The horrific earthquake in Haiti has captured our attention. It is, for us, a media event: the suffering beyond words of the people of Port-au-Prince brought into the comfort of my family room. In time, they will be displaced by NCIS and American Idol.
For reasons which should be clear to any reader of this blog, I don’t watch TV news. I have watched the last two days. I tried to learn about the dead and the sufferers, but mostly learned about newscasters: disproportionately female, disproportionately blonde. They had nothing to say, and little to show us.
Yesterday nobody could get video out of Haiti. By today, the anchor-blondes were in place, but seemed at a loss about the proper tone to strike. Katie Couric strained to look lugubrious: I didn’t recognize her. They stood surrounded by shadows and talked, as if the disaster needed their words to achieve reality.
One of them call the earthquake “a massively catastrophic event.” A CNN doctor told us how he saved a Haitian teenager: the broadcaster as hero to himself. It was a bizarre performance.
A clear media narrative emerged today: “a race against time.” People are buried alive. Help isn’t arriving. They will die because of someone’s incompetence – the Haitian government’s, the Haitian people’s, the aid rescuers’ – pick your putative villain. Earthquake logos are in place; sad theme music puts us in the proper mood.
We are edging into Katrina territory.
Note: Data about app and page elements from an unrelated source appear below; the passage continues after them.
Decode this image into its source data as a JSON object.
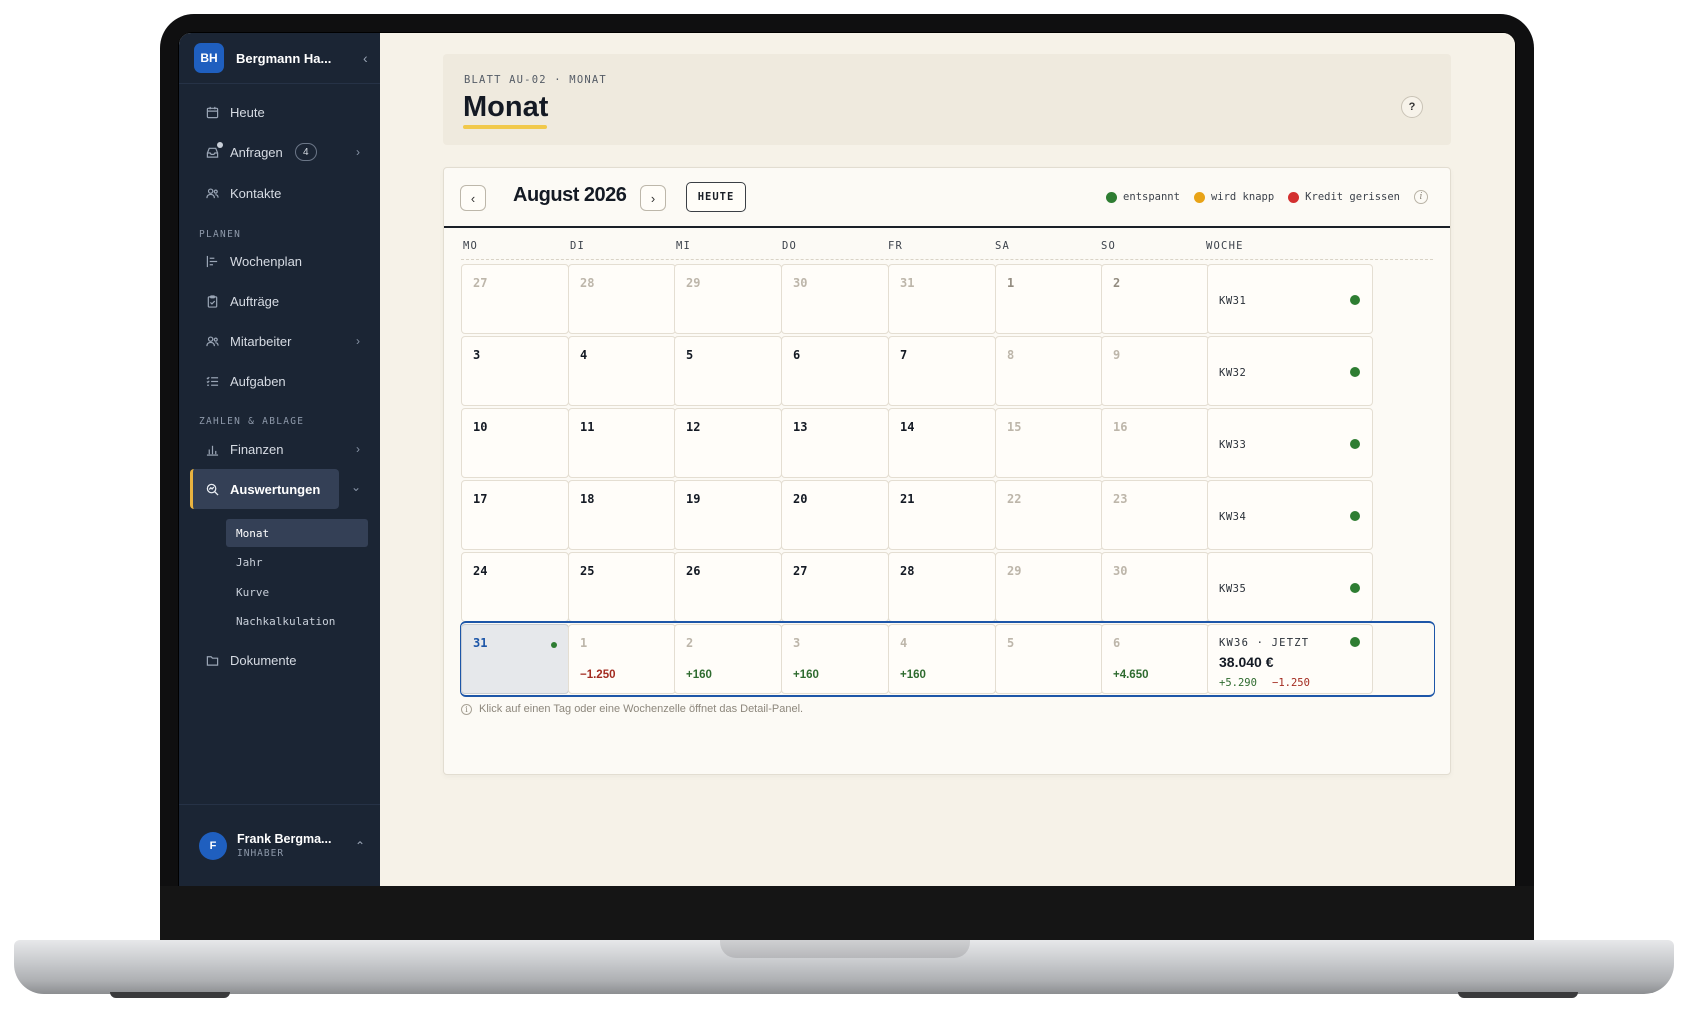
{
  "workspace": {
    "initials": "BH",
    "name": "Bergmann Ha...",
    "toggle": "‹"
  },
  "nav": {
    "heute": "Heute",
    "anfragen": "Anfragen",
    "anfragen_badge": "4",
    "kontakte": "Kontakte",
    "section_planen": "PLANEN",
    "wochenplan": "Wochenplan",
    "auftraege": "Aufträge",
    "mitarbeiter": "Mitarbeiter",
    "aufgaben": "Aufgaben",
    "section_zahlen": "ZAHLEN & ABLAGE",
    "finanzen": "Finanzen",
    "auswertungen": "Auswertungen",
    "sub": [
      "Monat",
      "Jahr",
      "Kurve",
      "Nachkalkulation"
    ],
    "dokumente": "Dokumente"
  },
  "user": {
    "initial": "F",
    "name": "Frank Bergma...",
    "role": "INHABER"
  },
  "header": {
    "breadcrumb": "BLATT AU-02 · MONAT",
    "title": "Monat",
    "help": "?"
  },
  "toolbar": {
    "month": "August 2026",
    "today_label": "HEUTE"
  },
  "legend": [
    {
      "label": "entspannt",
      "color": "#2e7d32"
    },
    {
      "label": "wird knapp",
      "color": "#e8a317"
    },
    {
      "label": "Kredit gerissen",
      "color": "#d32f2f"
    }
  ],
  "weekdays": [
    "MO",
    "DI",
    "MI",
    "DO",
    "FR",
    "SA",
    "SO",
    "WOCHE"
  ],
  "weeks": [
    {
      "days": [
        {
          "n": "27",
          "s": "out"
        },
        {
          "n": "28",
          "s": "out"
        },
        {
          "n": "29",
          "s": "out"
        },
        {
          "n": "30",
          "s": "out"
        },
        {
          "n": "31",
          "s": "out"
        },
        {
          "n": "1",
          "s": "we"
        },
        {
          "n": "2",
          "s": "we"
        }
      ],
      "kw": "KW31",
      "status": "#2e7d32"
    },
    {
      "days": [
        {
          "n": "3"
        },
        {
          "n": "4"
        },
        {
          "n": "5"
        },
        {
          "n": "6"
        },
        {
          "n": "7"
        },
        {
          "n": "8",
          "s": "out"
        },
        {
          "n": "9",
          "s": "out"
        }
      ],
      "kw": "KW32",
      "status": "#2e7d32"
    },
    {
      "days": [
        {
          "n": "10"
        },
        {
          "n": "11"
        },
        {
          "n": "12"
        },
        {
          "n": "13"
        },
        {
          "n": "14"
        },
        {
          "n": "15",
          "s": "out"
        },
        {
          "n": "16",
          "s": "out"
        }
      ],
      "kw": "KW33",
      "status": "#2e7d32"
    },
    {
      "days": [
        {
          "n": "17"
        },
        {
          "n": "18"
        },
        {
          "n": "19"
        },
        {
          "n": "20"
        },
        {
          "n": "21"
        },
        {
          "n": "22",
          "s": "out"
        },
        {
          "n": "23",
          "s": "out"
        }
      ],
      "kw": "KW34",
      "status": "#2e7d32"
    },
    {
      "days": [
        {
          "n": "24"
        },
        {
          "n": "25"
        },
        {
          "n": "26"
        },
        {
          "n": "27"
        },
        {
          "n": "28"
        },
        {
          "n": "29",
          "s": "out"
        },
        {
          "n": "30",
          "s": "out"
        }
      ],
      "kw": "KW35",
      "status": "#2e7d32"
    },
    {
      "days": [
        {
          "n": "31",
          "s": "today"
        },
        {
          "n": "1",
          "s": "out",
          "amt": "−1.250",
          "t": "neg"
        },
        {
          "n": "2",
          "s": "out",
          "amt": "+160",
          "t": "pos"
        },
        {
          "n": "3",
          "s": "out",
          "amt": "+160",
          "t": "pos"
        },
        {
          "n": "4",
          "s": "out",
          "amt": "+160",
          "t": "pos"
        },
        {
          "n": "5",
          "s": "out"
        },
        {
          "n": "6",
          "s": "out",
          "amt": "+4.650",
          "t": "pos"
        }
      ],
      "kw": "KW36 · JETZT",
      "status": "#2e7d32",
      "current": true,
      "total": "38.040 €",
      "inc": "+5.290",
      "dec": "−1.250"
    }
  ],
  "hint": "Klick auf einen Tag oder eine Wochenzelle öffnet das Detail-Panel.",
  "hint_icon": "i"
}
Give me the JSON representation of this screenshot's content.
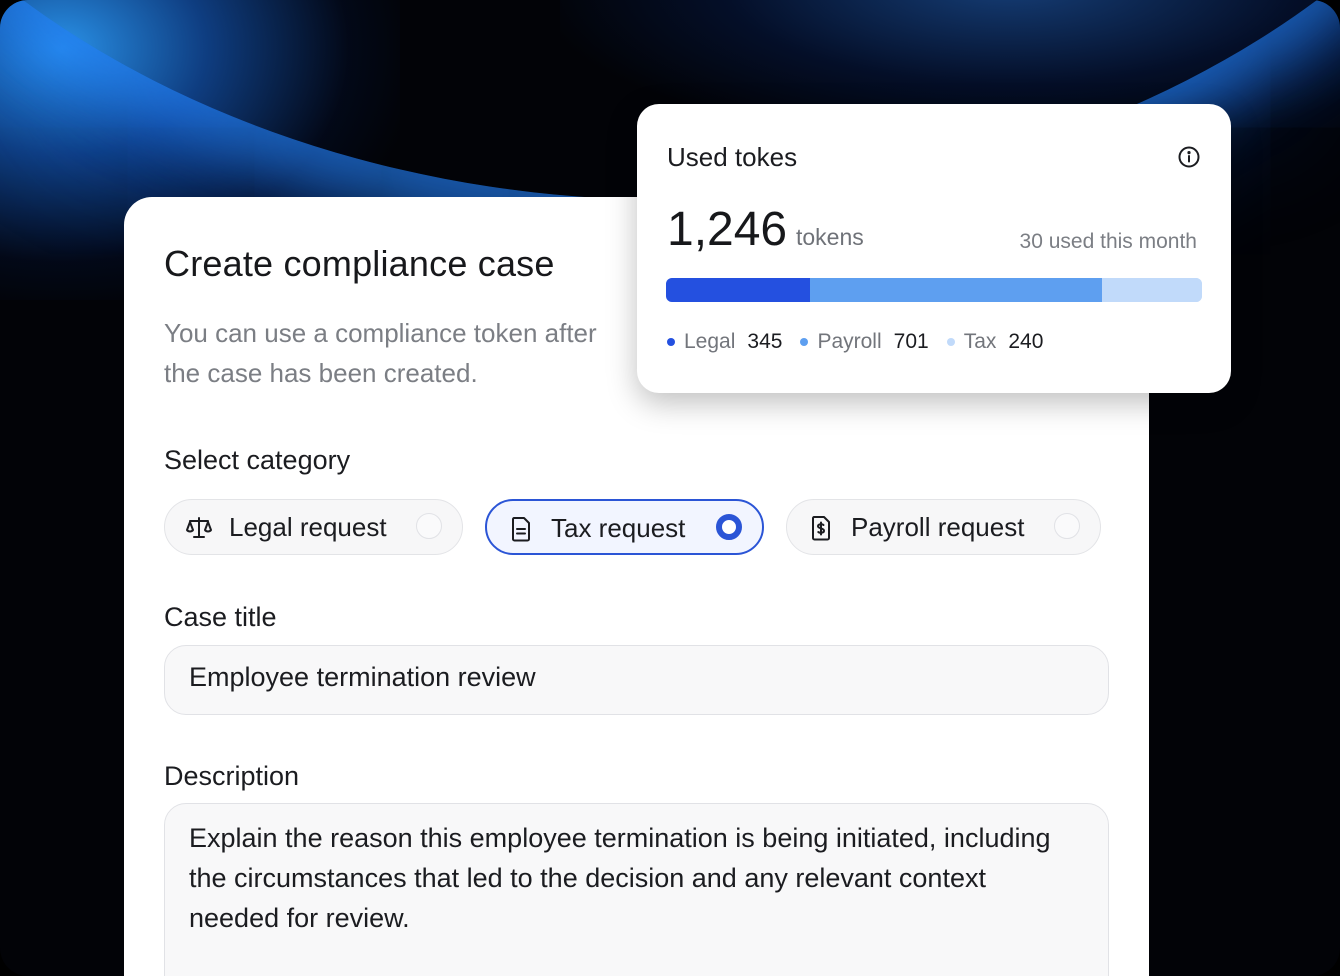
{
  "colors": {
    "accent": "#2b55d6",
    "legal": "#2450e0",
    "payroll": "#5e9ff0",
    "tax": "#c1dafa"
  },
  "form": {
    "title": "Create compliance case",
    "subtitle_line1": "You can use a compliance token after",
    "subtitle_line2": "the case has been created.",
    "category_label": "Select category",
    "categories": [
      {
        "label": "Legal request",
        "icon": "scale-icon",
        "selected": false
      },
      {
        "label": "Tax request",
        "icon": "document-icon",
        "selected": true
      },
      {
        "label": "Payroll request",
        "icon": "dollar-document-icon",
        "selected": false
      }
    ],
    "case_title_label": "Case title",
    "case_title_value": "Employee termination review",
    "description_label": "Description",
    "description_value": "Explain the reason this employee termination is being initiated, including the circumstances that led to the decision and any relevant context needed for review."
  },
  "tokens": {
    "title": "Used tokes",
    "total": "1,246",
    "unit": "tokens",
    "monthly": "30 used this month",
    "breakdown": [
      {
        "name": "Legal",
        "value": 345
      },
      {
        "name": "Payroll",
        "value": 701
      },
      {
        "name": "Tax",
        "value": 240
      }
    ]
  }
}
I have stopped watching the TV news. The photojournalists have done better at conveying the pain, loss, and stupefaction visited on the people of Haiti: this reminder of their smallness in comparison with a monstrous and all-powerful nature. It’s a lesson none of us wish to learn.
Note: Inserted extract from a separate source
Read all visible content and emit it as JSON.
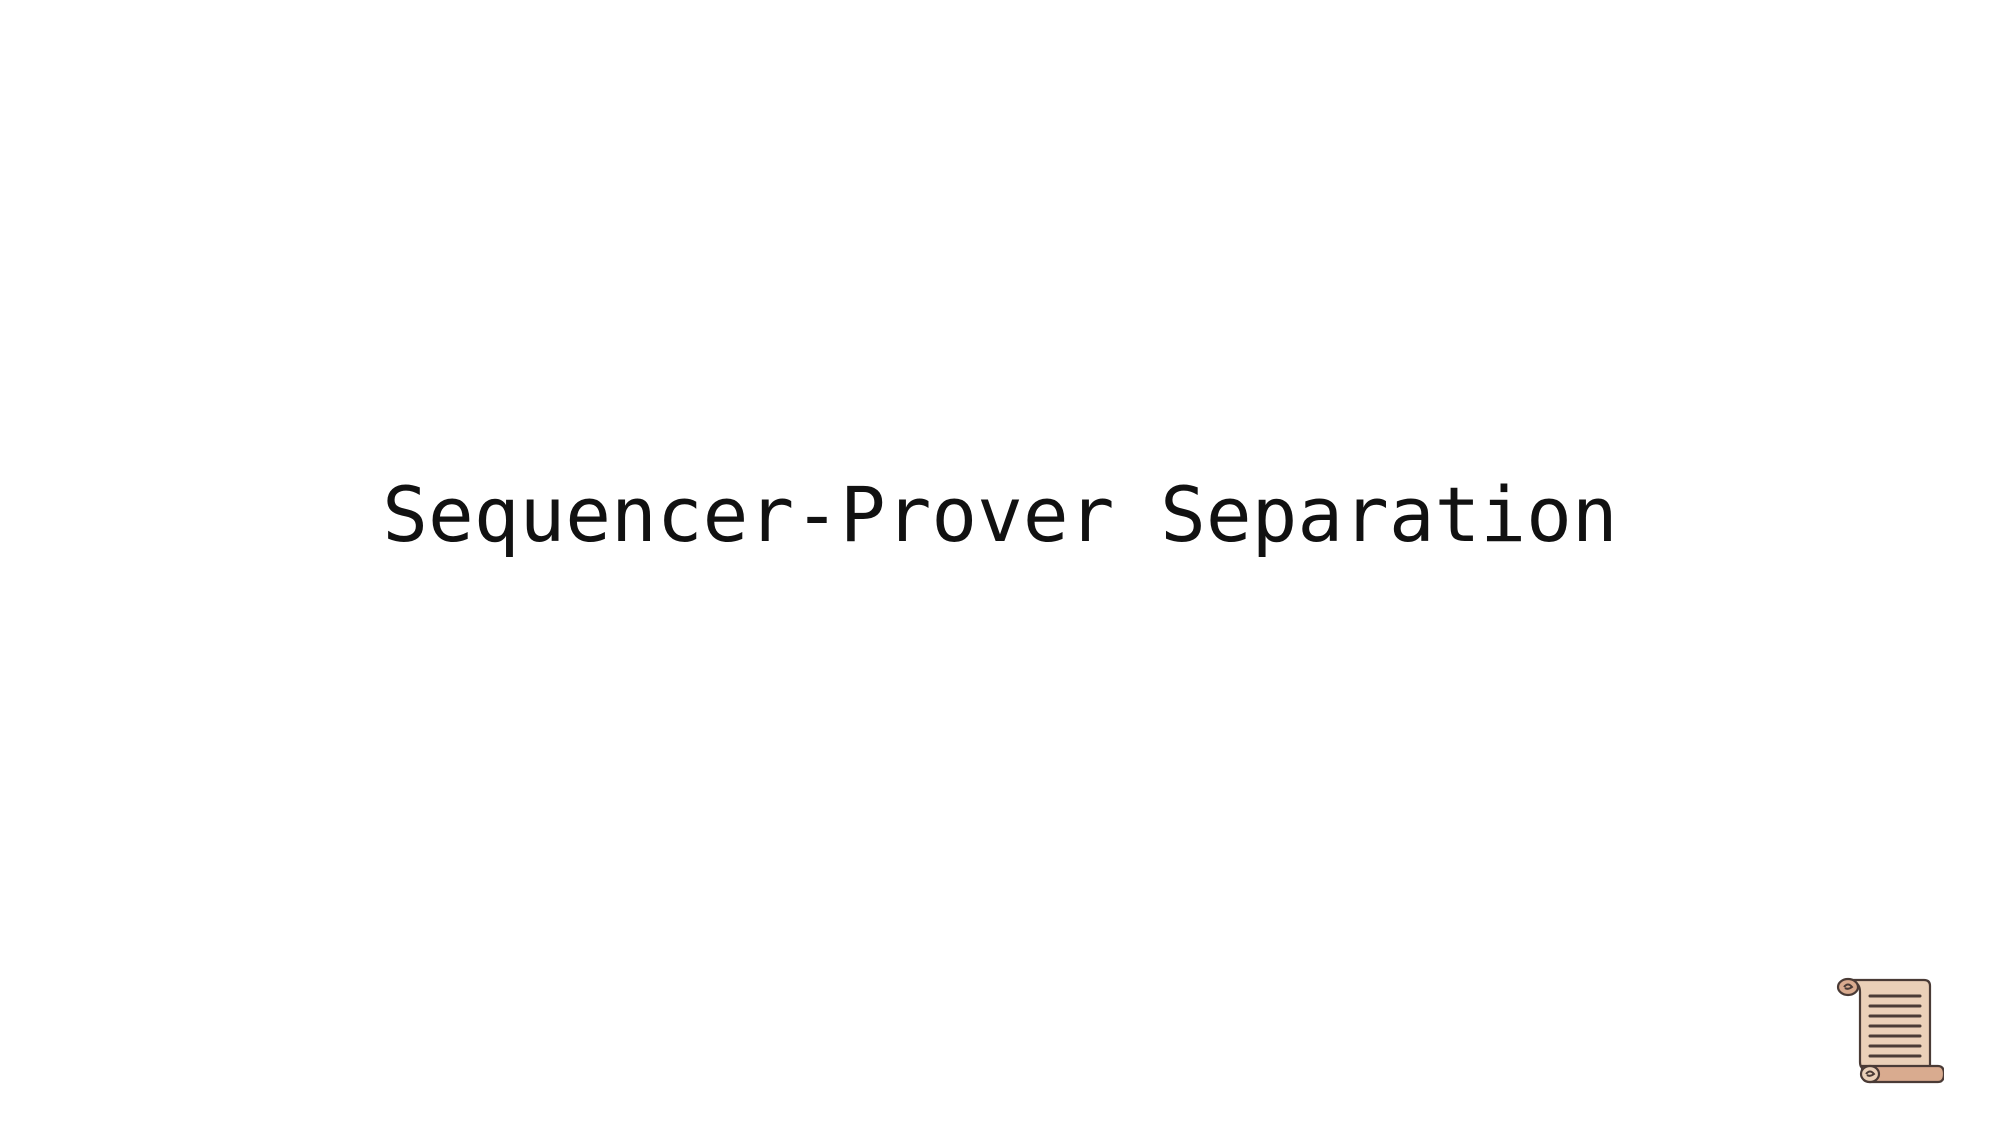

About far-reaching disasters, I said my piece after the tsunami struck, and I don’t want to use each new horror as an excuse for a literary exercise.
According to Ecclesiastes, there’s a time and a season for everything. This is ancient wisdom, but cold comfort for the tens of thousands whose time ended so suddenly, with a brief trembling of the ground; no comfort at all for the survivors and the wounded, left alone in the wreckage, trying to make sense of the event.